Content Delivery Network
What’s a CDN (Content Delivery Network)? In simple terms, it’s a paid service that automatically downloads all your images, CSS, and javascript files into their “system.” The CDN system comprises of web servers at multiple, strategic geographical locations.

Once you signup with a CDN provider, their system will automatically copy commonly used images, CSS, and JS files onto their CDN servers. Then using a WordPress plugin like WP Super Cache, that plugin will automatically switch over the source of image, CSS, and javascript sources to the fastest CDN server closest to you.

Both WP Super Cache and Autoptimize plugins have CDN support but I recommend you use the CDN support in WP Super Cache . I noticed that Autoptimize seems to have a bug with sourcing PHP files for the CDN.

Now this is where the hard part comes. Which CDN provider do you signup with? I looked at using Amazon’s Cloudfront but the pricing and setup instructions gave me a headache. After some research, I’d found a WordPress knowledgeable/savy CDN service called WP CDN. Once you’re signed up, they’ll send you instructions on the server names you paste into either plugin.

The WP CDN people were extremely helpful and answered all my crazy questions very responsively. Plus it starts at only $6/month with no setup fees up to 5 domains, so you can’t really go wrong.
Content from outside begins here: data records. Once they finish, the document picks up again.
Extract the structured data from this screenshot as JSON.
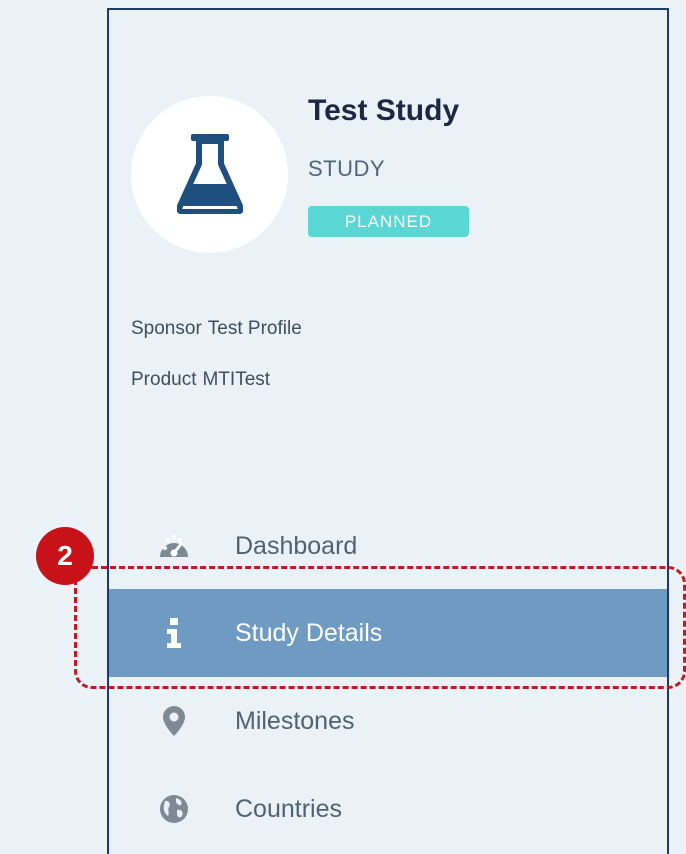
{
  "study": {
    "title": "Test Study",
    "type": "STUDY",
    "status": "PLANNED",
    "icon": "flask-icon"
  },
  "meta": {
    "sponsor_label": "Sponsor",
    "sponsor_value": "Test Profile",
    "product_label": "Product",
    "product_value": "MTITest"
  },
  "nav": {
    "items": [
      {
        "label": "Dashboard",
        "icon": "dashboard-gauge-icon"
      },
      {
        "label": "Study Details",
        "icon": "info-icon",
        "active": true
      },
      {
        "label": "Milestones",
        "icon": "map-marker-icon"
      },
      {
        "label": "Countries",
        "icon": "globe-icon"
      }
    ]
  },
  "callout": {
    "number": "2"
  },
  "colors": {
    "background": "#ebf3f9",
    "panel_border": "#1c3a6e",
    "active_item": "#6f9ac2",
    "status_badge": "#5ad6d4",
    "callout_red": "#c8121a",
    "flask_icon": "#1f4f7f"
  }
}
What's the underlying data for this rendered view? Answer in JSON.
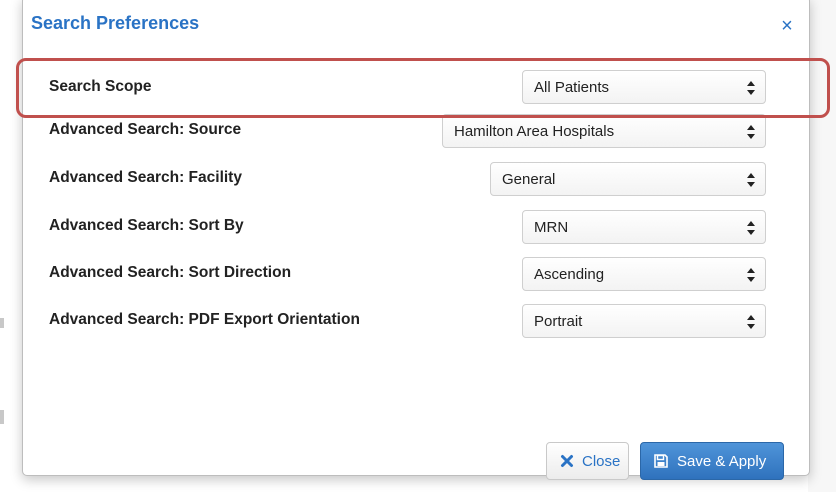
{
  "dialog": {
    "title": "Search Preferences",
    "close_icon": "×"
  },
  "settings": [
    {
      "label": "Search Scope",
      "value": "All Patients"
    },
    {
      "label": "Advanced Search: Source",
      "value": "Hamilton Area Hospitals"
    },
    {
      "label": "Advanced Search: Facility",
      "value": "General"
    },
    {
      "label": "Advanced Search: Sort By",
      "value": "MRN"
    },
    {
      "label": "Advanced Search: Sort Direction",
      "value": "Ascending"
    },
    {
      "label": "Advanced Search: PDF Export Orientation",
      "value": "Portrait"
    }
  ],
  "footer": {
    "close_label": "Close",
    "save_label": "Save & Apply"
  },
  "colors": {
    "title": "#2a73c5",
    "highlight": "#c0504d",
    "primary_button": "#3a7fc8"
  }
}
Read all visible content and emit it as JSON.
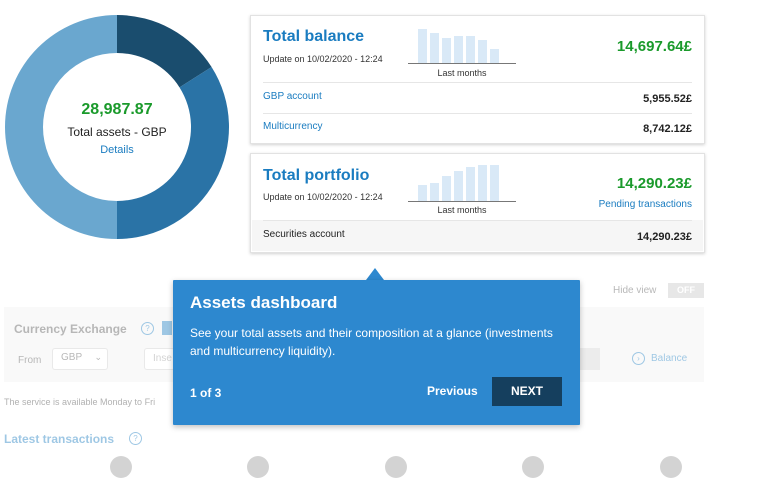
{
  "assets": {
    "total_value": "28,987.87",
    "label": "Total assets - GBP",
    "details_link": "Details",
    "segments": [
      {
        "color": "#1a4d6e",
        "fraction": 0.16
      },
      {
        "color": "#2a73a6",
        "fraction": 0.34
      },
      {
        "color": "#6aa7cf",
        "fraction": 0.5
      }
    ]
  },
  "balance_card": {
    "title": "Total balance",
    "update": "Update on 10/02/2020 - 12:24",
    "chart_caption": "Last months",
    "amount": "14,697.64£",
    "bars": [
      0.95,
      0.85,
      0.7,
      0.75,
      0.75,
      0.65,
      0.4
    ],
    "rows": [
      {
        "label": "GBP account",
        "value": "5,955.52£"
      },
      {
        "label": "Multicurrency",
        "value": "8,742.12£"
      }
    ]
  },
  "portfolio_card": {
    "title": "Total portfolio",
    "update": "Update on 10/02/2020 - 12:24",
    "chart_caption": "Last months",
    "amount": "14,290.23£",
    "pending": "Pending transactions",
    "bars": [
      0.45,
      0.5,
      0.7,
      0.85,
      0.95,
      1.0,
      1.0
    ],
    "rows": [
      {
        "label": "Securities account",
        "value": "14,290.23£"
      }
    ]
  },
  "background": {
    "hide_view": "Hide view",
    "toggle": "OFF",
    "currency_exchange": "Currency Exchange",
    "from_label": "From",
    "from_value": "GBP",
    "insert_placeholder": "Inse",
    "balance_link": "Balance",
    "service_note": "The service is available Monday to Fri",
    "latest_transactions": "Latest transactions"
  },
  "tooltip": {
    "title": "Assets dashboard",
    "body": "See your total assets and their composition at a glance (investments and multicurrency liquidity).",
    "step": "1 of 3",
    "previous": "Previous",
    "next": "NEXT"
  }
}
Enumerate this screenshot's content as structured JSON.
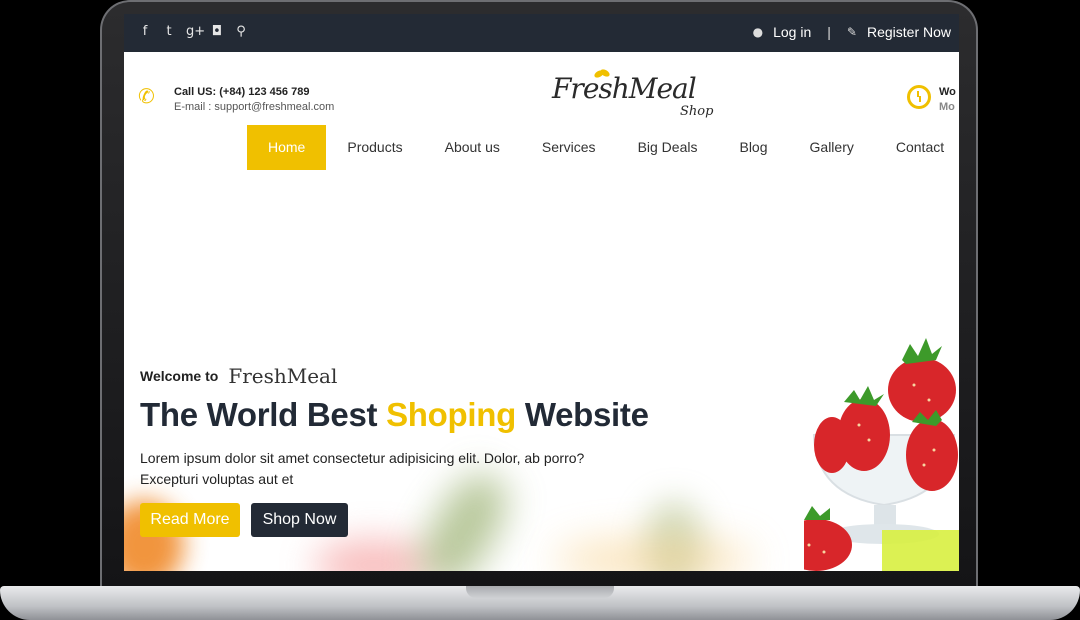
{
  "topbar": {
    "social_icons": [
      "facebook-icon",
      "twitter-icon",
      "google-plus-icon",
      "instagram-icon",
      "search-icon"
    ],
    "social_glyphs": [
      "f",
      "t",
      "g+",
      "◘",
      "⚲"
    ],
    "login_icon": "user-icon",
    "login": "Log in",
    "separator": "|",
    "register_icon": "edit-icon",
    "register": "Register Now"
  },
  "header": {
    "call": "Call US: (+84) 123 456 789",
    "email": "E-mail : support@freshmeal.com",
    "logo_name": "FreshMeal",
    "logo_sub": "Shop",
    "hours_line1": "Wo",
    "hours_line2": "Mo"
  },
  "nav": {
    "items": [
      "Home",
      "Products",
      "About us",
      "Services",
      "Big Deals",
      "Blog",
      "Gallery",
      "Contact"
    ],
    "active": "Home"
  },
  "hero": {
    "welcome": "Welcome to",
    "brand": "FreshMeal",
    "headline_a": "The World Best ",
    "headline_b": "Shoping",
    "headline_c": " Website",
    "desc_line1": "Lorem ipsum dolor sit amet consectetur adipisicing elit. Dolor, ab porro?",
    "desc_line2": "Excepturi voluptas aut et",
    "read_more": "Read More",
    "shop_now": "Shop Now"
  },
  "colors": {
    "accent": "#f0c000",
    "dark": "#232a35"
  }
}
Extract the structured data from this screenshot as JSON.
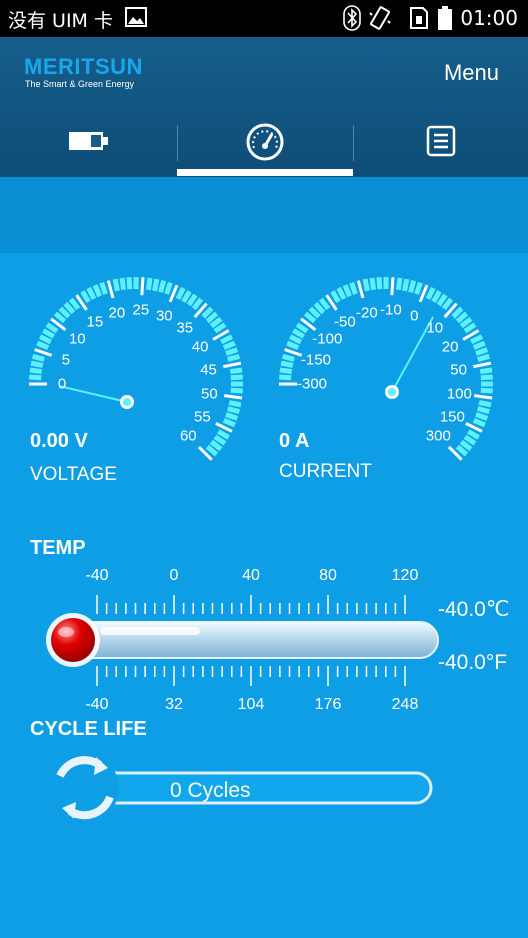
{
  "status_bar": {
    "carrier": "没有 UIM 卡",
    "time": "01:00",
    "icons": [
      "image-icon",
      "bluetooth-icon",
      "vibrate-icon",
      "sim-icon",
      "battery-icon"
    ]
  },
  "header": {
    "brand": "MERITSUN",
    "tagline": "The Smart & Green Energy",
    "menu_label": "Menu",
    "tabs": [
      {
        "icon": "battery-icon",
        "selected": false
      },
      {
        "icon": "gauge-icon",
        "selected": true
      },
      {
        "icon": "list-icon",
        "selected": false
      }
    ]
  },
  "voltage": {
    "value": "0.00 V",
    "caption": "VOLTAGE",
    "reading": 0,
    "ticks": [
      "0",
      "5",
      "10",
      "15",
      "20",
      "25",
      "30",
      "35",
      "40",
      "45",
      "50",
      "55",
      "60"
    ]
  },
  "current": {
    "value": "0 A",
    "caption": "CURRENT",
    "reading": 0,
    "ticks": [
      "-300",
      "-150",
      "-100",
      "-50",
      "-20",
      "-10",
      "0",
      "10",
      "20",
      "50",
      "100",
      "150",
      "300"
    ]
  },
  "temp": {
    "title": "TEMP",
    "celsius_ticks": [
      "-40",
      "0",
      "40",
      "80",
      "120"
    ],
    "fahrenheit_ticks": [
      "-40",
      "32",
      "104",
      "176",
      "248"
    ],
    "celsius_reading": "-40.0℃",
    "fahrenheit_reading": "-40.0°F",
    "level": 0
  },
  "cycle_life": {
    "title": "CYCLE LIFE",
    "text": "0 Cycles"
  },
  "colors": {
    "background": "#0e9ee6",
    "header": "#0e4d76",
    "gauge_accent": "#5ff0ff",
    "brand": "#1aa6ea",
    "bulb": "#d40000"
  }
}
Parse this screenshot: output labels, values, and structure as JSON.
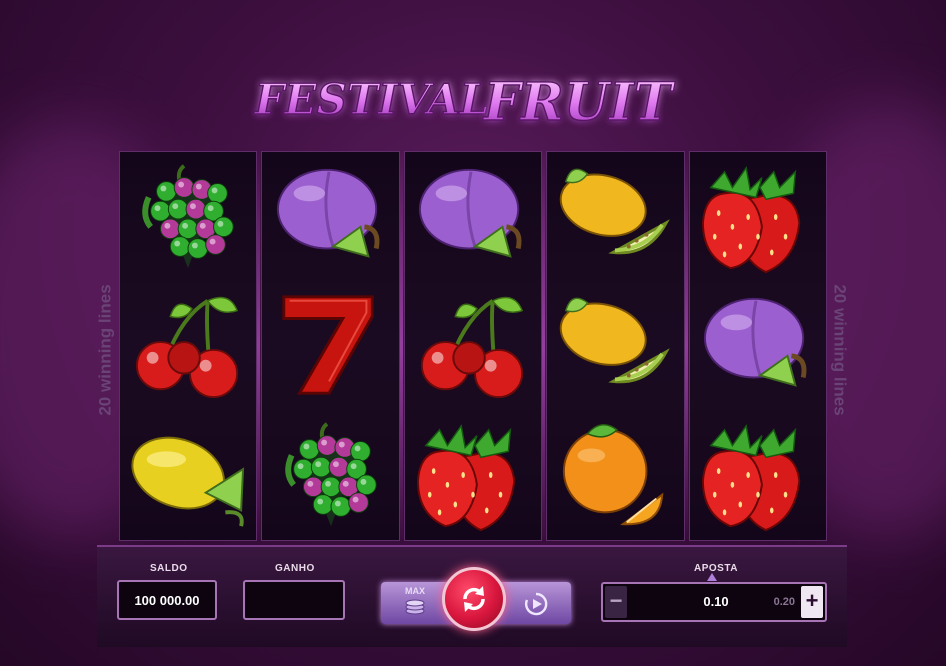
{
  "game": {
    "title_line1": "FESTIVAL",
    "title_line2": "FRUIT",
    "side_label_left": "20 winning lines",
    "side_label_right": "20 winning lines"
  },
  "reels": [
    [
      "grapes",
      "cherries",
      "lemon"
    ],
    [
      "plum",
      "seven",
      "grapes"
    ],
    [
      "plum",
      "cherries",
      "strawberry"
    ],
    [
      "melon",
      "melon",
      "orange"
    ],
    [
      "strawberry",
      "plum",
      "strawberry"
    ]
  ],
  "panel": {
    "saldo_label": "SALDO",
    "saldo_value": "100 000.00",
    "ganho_label": "GANHO",
    "ganho_value": "",
    "max_label": "MAX",
    "aposta_label": "APOSTA",
    "aposta_value": "0.10",
    "aposta_next": "0.20",
    "minus_label": "−",
    "plus_label": "+"
  },
  "colors": {
    "background": "#3d0f3f",
    "accent": "#c35ad4",
    "spin": "#d8163d"
  },
  "icons": {
    "spin": "refresh-icon",
    "autoplay": "play-circle-icon",
    "max": "coin-stack-icon"
  }
}
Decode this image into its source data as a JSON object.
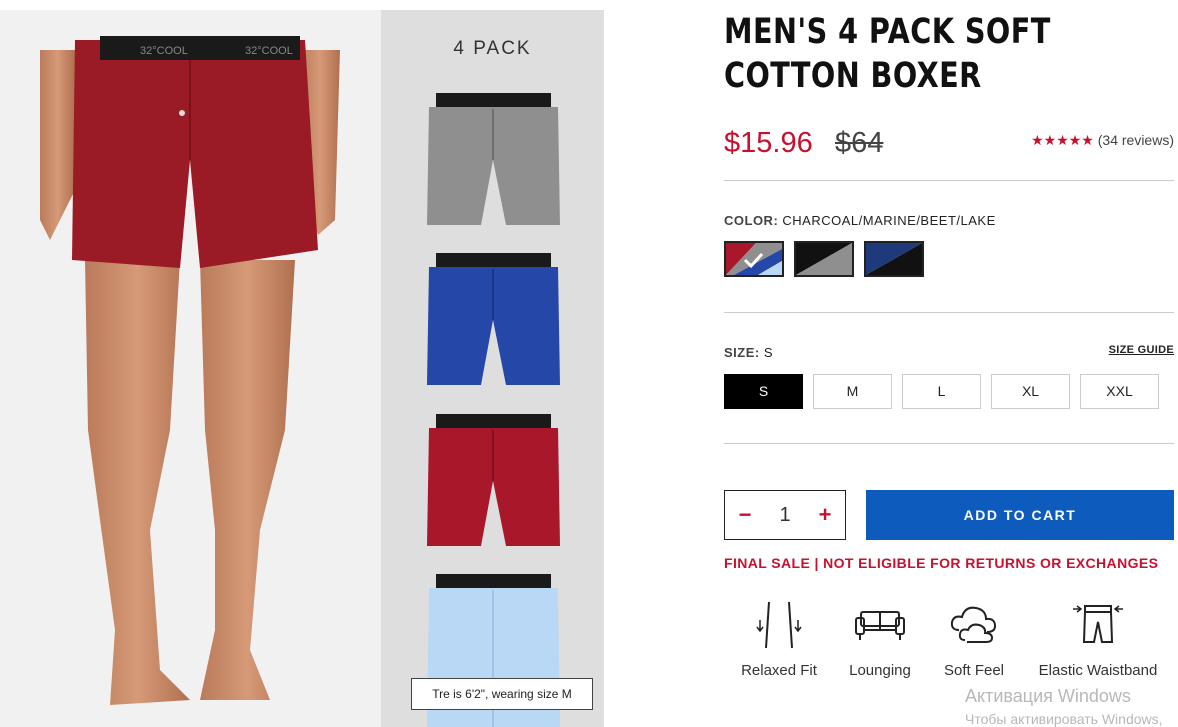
{
  "product": {
    "title": "MEN'S 4 PACK SOFT COTTON BOXER",
    "sale_price": "$15.96",
    "original_price": "$64",
    "rating_stars": "★★★★★",
    "reviews": "(34 reviews)"
  },
  "gallery": {
    "pack_label": "4 PACK",
    "caption": "Tre is 6'2\", wearing size M",
    "waistband_text": "32°COOL",
    "pack_colors": [
      "#8f8f8f",
      "#2447a8",
      "#a8172a",
      "#b9d8f5"
    ],
    "model_boxer_color": "#9a1a26"
  },
  "color": {
    "label": "COLOR:",
    "value": "CHARCOAL/MARINE/BEET/LAKE",
    "swatches": [
      {
        "name": "charcoal-marine-beet-lake",
        "selected": true
      },
      {
        "name": "black-gray",
        "selected": false
      },
      {
        "name": "navy-black",
        "selected": false
      }
    ]
  },
  "size": {
    "label": "SIZE:",
    "value": "S",
    "guide_label": "SIZE GUIDE",
    "options": [
      "S",
      "M",
      "L",
      "XL",
      "XXL"
    ],
    "selected": "S"
  },
  "cart": {
    "quantity": "1",
    "minus": "−",
    "plus": "+",
    "add_label": "ADD TO CART",
    "final_sale": "FINAL SALE | NOT ELIGIBLE FOR RETURNS OR EXCHANGES"
  },
  "features": [
    {
      "label": "Relaxed Fit",
      "icon": "relaxed-fit-icon"
    },
    {
      "label": "Lounging",
      "icon": "sofa-icon"
    },
    {
      "label": "Soft Feel",
      "icon": "cloud-icon"
    },
    {
      "label": "Elastic Waistband",
      "icon": "waistband-icon"
    }
  ],
  "watermark": {
    "line1": "Активация Windows",
    "line2": "Чтобы активировать Windows,"
  },
  "colors": {
    "accent_red": "#c8102e",
    "button_blue": "#0d5bbd"
  }
}
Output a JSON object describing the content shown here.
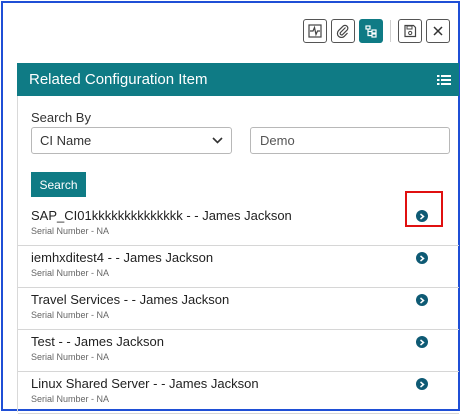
{
  "toolbar": {
    "buttons": [
      {
        "icon": "activity-icon"
      },
      {
        "icon": "paperclip-icon"
      },
      {
        "icon": "hierarchy-icon",
        "active": true
      },
      {
        "icon": "save-icon"
      },
      {
        "icon": "close-icon"
      }
    ]
  },
  "panel": {
    "title": "Related Configuration Item",
    "menu_icon": "list-icon"
  },
  "search": {
    "label": "Search By",
    "field_value": "CI Name",
    "input_value": "Demo",
    "button_label": "Search"
  },
  "results": [
    {
      "title": "SAP_CI01kkkkkkkkkkkkkk - - James Jackson",
      "subtitle": "Serial Number - NA",
      "highlighted": true
    },
    {
      "title": "iemhxditest4 - - James Jackson",
      "subtitle": "Serial Number - NA"
    },
    {
      "title": "Travel Services - - James Jackson",
      "subtitle": "Serial Number - NA"
    },
    {
      "title": "Test - - James Jackson",
      "subtitle": "Serial Number - NA"
    },
    {
      "title": "Linux Shared Server - - James Jackson",
      "subtitle": "Serial Number - NA"
    }
  ],
  "colors": {
    "accent": "#0f7b85",
    "go_icon": "#0e5a74",
    "highlight_box": "#e01010",
    "frame": "#1f4fd6"
  }
}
All in all, I’ve seen the combination of these three tools speed up my WordPress sites by an average of 2-3 seconds on long blog pages like or even this site.

Get it: WP Super Cache | AutoptimizeWP CDN

Related posts: WP Super Cache | Autoptimize

Tagged with:

5 Responses to My Obsession: Speeding up WordPress

  1. arub1 says:

    I suggest using a cookie-less subdomain or domain to serve your static content and to use CloudFlare. It’s a free CDN that also has an advanced firewall and an “Always Online” feature to keep your website online if your server goes down.

  2. noel saw says:

    hi there, thanks for posting here! We’re using CloudFlare on our sister site; and so far we’ve noticed it seems snappier.

    I am planning on switching over WPVerse to MDD hosting later this week and also switching over the DNS to to MDD around the same time as well.

    I’ve noticed Cloudflare and WP CDN seems to work together fine.


  3. Jon Bishop says:

    I have a few projects that could potentially use up more bandwidth than some of my existing sites so I’ve been looking for an upgrade. Still trying to wrap my brain around all the options out there. Your other post comparing 4 different hosts was very helpful.

    My only concern with using a CDN, at least while browsing your site, is I’ve noticed sometimes the page can’t be found. I’ve received this error “Website Offline, No Cached Version Available” twice since browsing your site.

    It this a potential pitfall with all CDNs?

    • noel saw says:

      hi Jon, how much traffic are you getting over? Over 20k visitors a month?

      Back to this site… It’s actually not the CDN that’s failing. For whatever reason both MediaTemple (web hosting provider) is having problems (again) and Cloudflare (DNS and proxy caching) isn’t storing a cached copy of the page.

      I am planning on moving away from MT to MDD hosting. So far I’ve had a good experience with them and they’re a lot faster. I may also get off Cloudflare since it doesn’t seem to doing it’s job – it’s not showing a cached version of the site whenever MT fails.

      You may also want to choose a company that is using Lightspeed or Nginx (Engine X) web server which are faster versions of the Apache web server. There are some excellent threads on WordPress Answers at Stack Exchange on performance.


      • Jon Bishop says:

        Thanks. I actually think I found your site through those StackExchange Answers. Thanks for the help. I’ve def got a better idea of what I want now.

Leave a Reply

Your email address will not be published. Required fields are marked *